Which lines in the records below contain the word "text"? Copy each one out.

** Supplied material **
>>>>
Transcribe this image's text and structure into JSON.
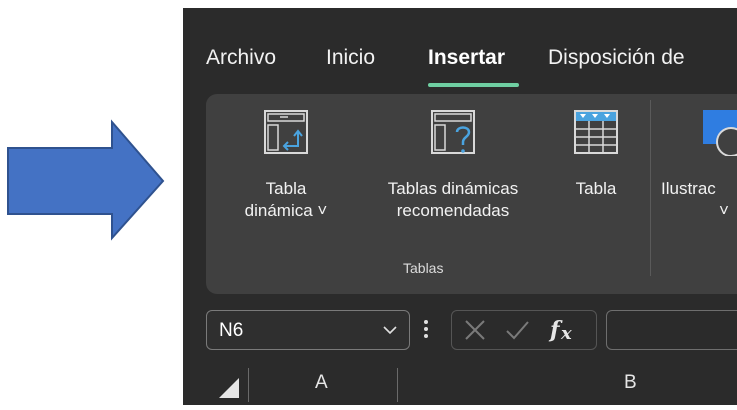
{
  "ribbon_tabs": [
    "Archivo",
    "Inicio",
    "Insertar",
    "Disposición de"
  ],
  "active_tab": "Insertar",
  "accent_color": "#6fcfa2",
  "arrow_color": "#4472c4",
  "buttons": {
    "tabla_dinamica": [
      "Tabla",
      "dinámica ˅"
    ],
    "tablas_dinamicas_recomendadas": [
      "Tablas dinámicas",
      "recomendadas"
    ],
    "tabla": [
      "Tabla"
    ],
    "ilustraciones": [
      "Ilustrac",
      "˅"
    ]
  },
  "group_label": "Tablas",
  "name_box": {
    "value": "N6",
    "chevron": "˅"
  },
  "columns": [
    "A",
    "B"
  ],
  "icons": [
    "arrow-right",
    "pivot-table-icon",
    "recommended-pivot-icon",
    "table-icon",
    "illustrations-icon",
    "cancel-icon",
    "enter-icon",
    "function-icon"
  ]
}
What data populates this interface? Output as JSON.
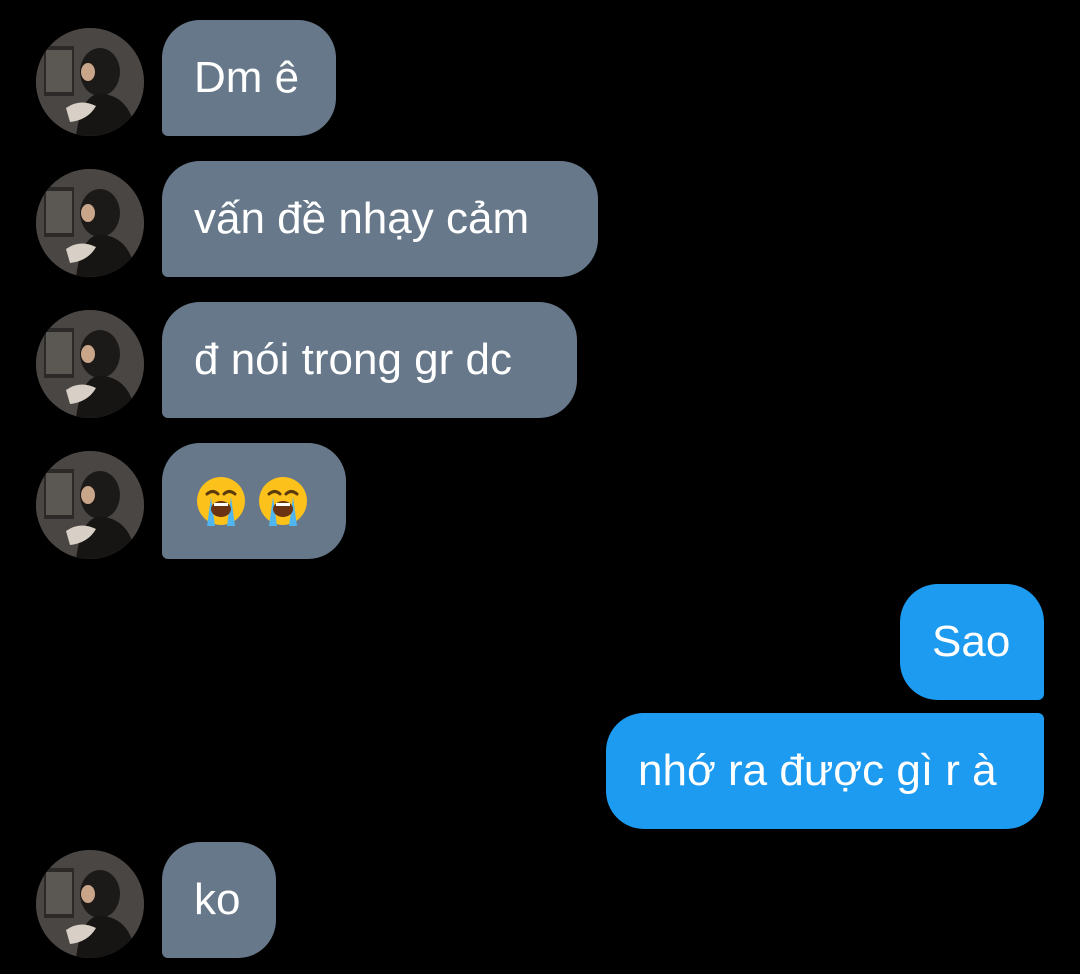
{
  "messages": [
    {
      "side": "incoming",
      "text": "Dm ê"
    },
    {
      "side": "incoming",
      "text": "vấn đề nhạy cảm"
    },
    {
      "side": "incoming",
      "text": "đ nói trong gr dc"
    },
    {
      "side": "incoming",
      "emoji": [
        "loudly-crying-face",
        "loudly-crying-face"
      ]
    },
    {
      "side": "outgoing",
      "text": "Sao"
    },
    {
      "side": "outgoing",
      "text": "nhớ ra được gì r à"
    },
    {
      "side": "incoming",
      "text": "ko"
    }
  ],
  "colors": {
    "background": "#000000",
    "incoming_bubble": "#66788a",
    "outgoing_bubble": "#1d9bf0",
    "text": "#ffffff"
  }
}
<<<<
** Response below **
Transcribe this image's text and structure into JSON.
      "text": "Dm ê"
      "text": "vấn đề nhạy cảm"
      "text": "đ nói trong gr dc"
      "text": "Sao"
      "text": "nhớ ra được gì r à"
      "text": "ko"
    "text": "#ffffff"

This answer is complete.